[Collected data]
◆ ◆ ◆ ◆ ◆

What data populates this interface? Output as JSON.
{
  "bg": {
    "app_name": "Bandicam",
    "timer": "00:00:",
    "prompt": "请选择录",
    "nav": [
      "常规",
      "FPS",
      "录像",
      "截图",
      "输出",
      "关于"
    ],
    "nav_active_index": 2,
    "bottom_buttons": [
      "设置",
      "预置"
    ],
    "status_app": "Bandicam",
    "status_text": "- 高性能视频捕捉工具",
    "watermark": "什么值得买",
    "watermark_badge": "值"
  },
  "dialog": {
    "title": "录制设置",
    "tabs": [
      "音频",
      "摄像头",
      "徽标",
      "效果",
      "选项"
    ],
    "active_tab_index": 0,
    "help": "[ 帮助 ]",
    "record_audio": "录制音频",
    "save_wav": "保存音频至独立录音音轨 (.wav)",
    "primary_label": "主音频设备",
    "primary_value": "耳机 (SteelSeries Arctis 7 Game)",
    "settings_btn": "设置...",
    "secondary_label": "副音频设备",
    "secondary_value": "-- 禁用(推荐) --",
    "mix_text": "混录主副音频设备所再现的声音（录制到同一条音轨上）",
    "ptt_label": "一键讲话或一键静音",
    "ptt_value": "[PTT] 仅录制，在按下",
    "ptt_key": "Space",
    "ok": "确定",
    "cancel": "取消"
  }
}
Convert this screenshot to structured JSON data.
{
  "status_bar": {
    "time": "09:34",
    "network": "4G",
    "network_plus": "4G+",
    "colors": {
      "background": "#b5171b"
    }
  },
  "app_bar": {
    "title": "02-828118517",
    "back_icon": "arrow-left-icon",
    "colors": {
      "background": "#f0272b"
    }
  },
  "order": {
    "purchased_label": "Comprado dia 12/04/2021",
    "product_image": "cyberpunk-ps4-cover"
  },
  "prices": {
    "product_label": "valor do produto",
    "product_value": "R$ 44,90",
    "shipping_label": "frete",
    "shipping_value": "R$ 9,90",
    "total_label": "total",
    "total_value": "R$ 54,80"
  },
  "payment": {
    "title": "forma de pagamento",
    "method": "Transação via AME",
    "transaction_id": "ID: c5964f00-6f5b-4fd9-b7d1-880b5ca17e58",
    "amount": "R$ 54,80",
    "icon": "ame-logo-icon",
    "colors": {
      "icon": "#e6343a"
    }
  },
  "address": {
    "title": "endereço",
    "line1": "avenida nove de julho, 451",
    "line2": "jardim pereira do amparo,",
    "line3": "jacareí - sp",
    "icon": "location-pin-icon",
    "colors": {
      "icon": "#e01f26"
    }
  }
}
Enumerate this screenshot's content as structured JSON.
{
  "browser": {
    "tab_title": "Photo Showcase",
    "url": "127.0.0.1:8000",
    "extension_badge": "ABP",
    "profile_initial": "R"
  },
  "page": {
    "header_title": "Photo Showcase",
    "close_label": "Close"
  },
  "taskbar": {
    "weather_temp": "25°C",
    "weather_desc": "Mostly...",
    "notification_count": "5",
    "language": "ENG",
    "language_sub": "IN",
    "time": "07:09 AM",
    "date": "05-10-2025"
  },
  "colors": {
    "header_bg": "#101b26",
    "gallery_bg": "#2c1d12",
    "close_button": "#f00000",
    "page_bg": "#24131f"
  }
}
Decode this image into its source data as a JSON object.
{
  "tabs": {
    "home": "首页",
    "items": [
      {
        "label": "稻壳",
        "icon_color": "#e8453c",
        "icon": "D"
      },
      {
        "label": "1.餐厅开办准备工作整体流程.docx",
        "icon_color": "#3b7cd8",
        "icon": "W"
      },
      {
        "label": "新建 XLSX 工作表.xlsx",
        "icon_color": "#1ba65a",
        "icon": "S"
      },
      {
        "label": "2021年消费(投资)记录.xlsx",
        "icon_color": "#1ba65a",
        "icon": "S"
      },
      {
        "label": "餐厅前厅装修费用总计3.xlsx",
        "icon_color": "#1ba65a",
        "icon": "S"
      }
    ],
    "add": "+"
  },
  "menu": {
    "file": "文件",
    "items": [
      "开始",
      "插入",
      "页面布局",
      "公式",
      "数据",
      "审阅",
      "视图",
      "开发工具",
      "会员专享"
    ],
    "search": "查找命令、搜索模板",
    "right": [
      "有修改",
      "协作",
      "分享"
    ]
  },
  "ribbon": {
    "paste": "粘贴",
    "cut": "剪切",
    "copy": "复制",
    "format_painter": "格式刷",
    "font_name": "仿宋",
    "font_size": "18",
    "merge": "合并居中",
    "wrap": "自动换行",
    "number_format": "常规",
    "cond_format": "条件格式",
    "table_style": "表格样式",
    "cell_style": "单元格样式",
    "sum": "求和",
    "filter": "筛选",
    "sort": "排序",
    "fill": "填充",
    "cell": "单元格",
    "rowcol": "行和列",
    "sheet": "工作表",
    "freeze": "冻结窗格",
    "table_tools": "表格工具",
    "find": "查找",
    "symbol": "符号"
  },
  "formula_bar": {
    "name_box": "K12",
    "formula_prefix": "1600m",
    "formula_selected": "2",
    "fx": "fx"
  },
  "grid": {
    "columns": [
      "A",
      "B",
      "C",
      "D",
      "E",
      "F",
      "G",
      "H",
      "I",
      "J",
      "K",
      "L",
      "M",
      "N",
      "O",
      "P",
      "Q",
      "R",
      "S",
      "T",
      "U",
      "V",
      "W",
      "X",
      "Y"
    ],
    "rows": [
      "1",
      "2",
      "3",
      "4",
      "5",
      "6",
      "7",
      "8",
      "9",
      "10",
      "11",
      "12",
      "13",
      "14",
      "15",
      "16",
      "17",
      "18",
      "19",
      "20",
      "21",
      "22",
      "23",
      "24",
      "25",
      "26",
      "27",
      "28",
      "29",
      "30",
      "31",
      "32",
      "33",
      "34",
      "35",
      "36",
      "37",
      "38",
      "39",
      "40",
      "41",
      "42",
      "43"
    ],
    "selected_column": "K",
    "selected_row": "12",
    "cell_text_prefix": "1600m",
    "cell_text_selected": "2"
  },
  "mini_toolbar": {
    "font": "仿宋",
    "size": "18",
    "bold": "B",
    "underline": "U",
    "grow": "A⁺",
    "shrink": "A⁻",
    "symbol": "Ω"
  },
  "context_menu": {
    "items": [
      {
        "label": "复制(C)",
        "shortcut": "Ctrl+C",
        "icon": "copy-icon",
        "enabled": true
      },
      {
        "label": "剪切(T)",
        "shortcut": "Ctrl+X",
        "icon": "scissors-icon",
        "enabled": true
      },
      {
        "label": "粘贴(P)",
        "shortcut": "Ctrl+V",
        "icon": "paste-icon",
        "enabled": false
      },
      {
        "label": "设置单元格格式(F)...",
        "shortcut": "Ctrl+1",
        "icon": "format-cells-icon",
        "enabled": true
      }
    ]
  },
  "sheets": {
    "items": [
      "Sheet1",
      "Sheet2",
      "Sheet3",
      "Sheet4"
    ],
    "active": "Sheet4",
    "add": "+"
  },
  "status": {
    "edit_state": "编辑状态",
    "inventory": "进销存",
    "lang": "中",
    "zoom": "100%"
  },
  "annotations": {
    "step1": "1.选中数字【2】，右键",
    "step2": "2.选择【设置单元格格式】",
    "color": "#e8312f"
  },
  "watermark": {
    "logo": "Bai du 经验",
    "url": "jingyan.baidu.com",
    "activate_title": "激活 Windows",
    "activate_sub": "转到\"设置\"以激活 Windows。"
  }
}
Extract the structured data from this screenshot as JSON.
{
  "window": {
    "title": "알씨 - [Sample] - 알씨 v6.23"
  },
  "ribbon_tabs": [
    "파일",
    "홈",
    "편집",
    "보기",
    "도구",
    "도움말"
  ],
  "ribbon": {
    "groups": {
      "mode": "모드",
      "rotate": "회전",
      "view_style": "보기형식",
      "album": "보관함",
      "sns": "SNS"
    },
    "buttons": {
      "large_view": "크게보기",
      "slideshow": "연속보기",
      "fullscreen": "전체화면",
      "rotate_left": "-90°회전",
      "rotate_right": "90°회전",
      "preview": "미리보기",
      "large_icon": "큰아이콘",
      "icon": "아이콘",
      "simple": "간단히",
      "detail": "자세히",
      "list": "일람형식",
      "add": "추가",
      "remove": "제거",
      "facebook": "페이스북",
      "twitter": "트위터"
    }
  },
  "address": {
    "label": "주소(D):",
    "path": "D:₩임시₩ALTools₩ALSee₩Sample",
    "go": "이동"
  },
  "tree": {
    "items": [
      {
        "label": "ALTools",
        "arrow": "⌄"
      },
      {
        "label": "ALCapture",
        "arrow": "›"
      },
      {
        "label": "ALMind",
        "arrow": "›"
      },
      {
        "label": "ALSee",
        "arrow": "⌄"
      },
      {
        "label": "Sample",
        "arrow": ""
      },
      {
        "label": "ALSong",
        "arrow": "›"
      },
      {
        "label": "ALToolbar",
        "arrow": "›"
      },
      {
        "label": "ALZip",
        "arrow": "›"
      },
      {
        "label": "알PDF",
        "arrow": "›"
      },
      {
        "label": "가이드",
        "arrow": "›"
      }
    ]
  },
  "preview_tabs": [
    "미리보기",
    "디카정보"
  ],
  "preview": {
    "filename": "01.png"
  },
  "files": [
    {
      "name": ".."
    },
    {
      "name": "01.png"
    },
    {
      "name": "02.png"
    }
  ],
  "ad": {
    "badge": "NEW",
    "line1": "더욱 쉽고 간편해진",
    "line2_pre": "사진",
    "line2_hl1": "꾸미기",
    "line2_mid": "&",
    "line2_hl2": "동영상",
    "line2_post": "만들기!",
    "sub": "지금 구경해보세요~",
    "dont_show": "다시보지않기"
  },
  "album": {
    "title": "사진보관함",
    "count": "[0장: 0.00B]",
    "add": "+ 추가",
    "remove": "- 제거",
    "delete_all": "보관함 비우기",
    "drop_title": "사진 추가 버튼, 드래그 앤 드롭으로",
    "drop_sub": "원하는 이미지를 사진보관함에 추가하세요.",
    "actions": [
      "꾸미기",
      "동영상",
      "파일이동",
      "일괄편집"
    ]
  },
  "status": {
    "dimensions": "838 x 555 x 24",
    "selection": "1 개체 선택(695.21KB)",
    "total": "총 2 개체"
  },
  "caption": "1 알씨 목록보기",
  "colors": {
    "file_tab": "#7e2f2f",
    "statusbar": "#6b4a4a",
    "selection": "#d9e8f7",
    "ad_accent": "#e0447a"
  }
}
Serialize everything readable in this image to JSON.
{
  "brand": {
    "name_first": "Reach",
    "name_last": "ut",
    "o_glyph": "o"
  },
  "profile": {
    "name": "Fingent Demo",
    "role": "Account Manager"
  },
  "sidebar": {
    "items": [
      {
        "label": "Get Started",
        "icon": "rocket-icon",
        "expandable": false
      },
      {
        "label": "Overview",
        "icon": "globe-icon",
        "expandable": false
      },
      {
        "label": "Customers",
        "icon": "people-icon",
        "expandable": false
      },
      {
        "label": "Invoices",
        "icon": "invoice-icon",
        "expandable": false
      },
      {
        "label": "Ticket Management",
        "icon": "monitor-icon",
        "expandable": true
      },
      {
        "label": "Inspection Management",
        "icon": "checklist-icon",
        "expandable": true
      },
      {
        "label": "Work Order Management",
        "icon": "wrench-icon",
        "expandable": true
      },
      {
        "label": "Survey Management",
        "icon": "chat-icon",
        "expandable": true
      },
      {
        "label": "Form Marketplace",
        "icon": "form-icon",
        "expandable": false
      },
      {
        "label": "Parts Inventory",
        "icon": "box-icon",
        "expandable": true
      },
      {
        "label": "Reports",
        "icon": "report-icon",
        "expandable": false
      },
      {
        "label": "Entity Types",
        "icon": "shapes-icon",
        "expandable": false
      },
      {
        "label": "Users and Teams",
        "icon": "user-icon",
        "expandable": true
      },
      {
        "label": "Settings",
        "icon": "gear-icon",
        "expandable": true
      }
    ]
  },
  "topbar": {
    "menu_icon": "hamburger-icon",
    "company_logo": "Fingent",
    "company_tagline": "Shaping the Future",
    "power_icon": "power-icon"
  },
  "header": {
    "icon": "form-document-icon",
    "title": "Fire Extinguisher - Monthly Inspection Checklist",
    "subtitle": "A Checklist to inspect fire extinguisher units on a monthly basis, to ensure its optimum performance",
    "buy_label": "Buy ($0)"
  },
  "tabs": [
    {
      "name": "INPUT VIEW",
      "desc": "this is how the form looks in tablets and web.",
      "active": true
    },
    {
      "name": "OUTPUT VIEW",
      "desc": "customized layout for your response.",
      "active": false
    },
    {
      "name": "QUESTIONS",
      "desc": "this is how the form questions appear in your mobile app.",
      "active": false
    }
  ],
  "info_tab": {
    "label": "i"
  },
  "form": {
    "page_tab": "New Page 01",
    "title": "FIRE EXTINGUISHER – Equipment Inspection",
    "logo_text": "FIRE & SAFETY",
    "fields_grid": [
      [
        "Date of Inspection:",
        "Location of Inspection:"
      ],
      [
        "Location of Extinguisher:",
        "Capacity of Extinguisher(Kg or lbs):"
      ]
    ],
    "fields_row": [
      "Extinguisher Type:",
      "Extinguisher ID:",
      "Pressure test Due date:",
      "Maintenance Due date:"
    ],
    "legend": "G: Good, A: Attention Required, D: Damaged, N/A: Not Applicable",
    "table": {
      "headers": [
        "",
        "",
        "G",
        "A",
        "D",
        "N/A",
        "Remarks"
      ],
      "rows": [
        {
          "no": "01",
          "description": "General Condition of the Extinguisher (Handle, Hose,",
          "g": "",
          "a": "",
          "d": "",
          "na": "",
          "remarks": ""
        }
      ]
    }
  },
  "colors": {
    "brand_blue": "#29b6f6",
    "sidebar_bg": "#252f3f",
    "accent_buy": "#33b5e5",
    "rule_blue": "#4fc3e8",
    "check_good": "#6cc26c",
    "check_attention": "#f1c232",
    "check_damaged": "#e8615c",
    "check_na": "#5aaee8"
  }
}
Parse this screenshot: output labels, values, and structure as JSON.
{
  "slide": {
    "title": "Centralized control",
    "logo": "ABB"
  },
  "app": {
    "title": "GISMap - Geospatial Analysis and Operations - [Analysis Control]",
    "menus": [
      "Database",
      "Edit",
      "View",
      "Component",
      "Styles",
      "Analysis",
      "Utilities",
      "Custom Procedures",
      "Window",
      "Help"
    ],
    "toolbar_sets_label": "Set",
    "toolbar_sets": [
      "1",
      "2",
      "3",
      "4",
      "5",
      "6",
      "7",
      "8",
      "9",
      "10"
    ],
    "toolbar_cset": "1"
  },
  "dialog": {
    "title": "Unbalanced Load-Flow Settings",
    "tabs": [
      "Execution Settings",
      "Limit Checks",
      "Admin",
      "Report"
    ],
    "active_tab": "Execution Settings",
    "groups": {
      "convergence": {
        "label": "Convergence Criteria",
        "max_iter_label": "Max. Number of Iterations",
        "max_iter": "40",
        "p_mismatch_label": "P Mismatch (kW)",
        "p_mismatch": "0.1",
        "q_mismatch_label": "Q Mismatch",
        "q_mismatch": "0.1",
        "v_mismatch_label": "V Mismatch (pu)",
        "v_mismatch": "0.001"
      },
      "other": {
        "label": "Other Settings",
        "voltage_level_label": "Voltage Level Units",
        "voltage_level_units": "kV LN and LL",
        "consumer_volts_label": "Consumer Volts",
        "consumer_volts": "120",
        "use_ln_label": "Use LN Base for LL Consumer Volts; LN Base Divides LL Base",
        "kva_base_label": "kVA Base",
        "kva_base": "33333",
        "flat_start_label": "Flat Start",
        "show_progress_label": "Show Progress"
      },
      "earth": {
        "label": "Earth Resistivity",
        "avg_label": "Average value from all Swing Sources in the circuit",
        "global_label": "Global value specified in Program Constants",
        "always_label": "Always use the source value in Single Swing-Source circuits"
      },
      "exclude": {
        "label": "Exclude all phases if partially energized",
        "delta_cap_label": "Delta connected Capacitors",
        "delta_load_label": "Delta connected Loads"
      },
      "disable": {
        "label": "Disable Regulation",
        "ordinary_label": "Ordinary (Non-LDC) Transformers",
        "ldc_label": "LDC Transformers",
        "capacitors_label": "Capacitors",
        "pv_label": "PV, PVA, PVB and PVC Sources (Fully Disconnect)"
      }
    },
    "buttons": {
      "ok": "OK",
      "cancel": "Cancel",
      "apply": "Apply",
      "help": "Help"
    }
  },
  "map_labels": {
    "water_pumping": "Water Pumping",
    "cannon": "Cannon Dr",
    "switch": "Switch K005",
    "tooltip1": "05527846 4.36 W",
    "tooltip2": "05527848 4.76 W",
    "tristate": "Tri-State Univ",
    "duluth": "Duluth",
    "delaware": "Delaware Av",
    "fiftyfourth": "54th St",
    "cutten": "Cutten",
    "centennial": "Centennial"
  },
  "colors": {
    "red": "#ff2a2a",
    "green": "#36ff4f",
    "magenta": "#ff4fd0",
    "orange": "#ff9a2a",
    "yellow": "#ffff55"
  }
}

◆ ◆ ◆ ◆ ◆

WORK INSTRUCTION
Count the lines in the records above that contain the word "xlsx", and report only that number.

ANSWER SPACE
3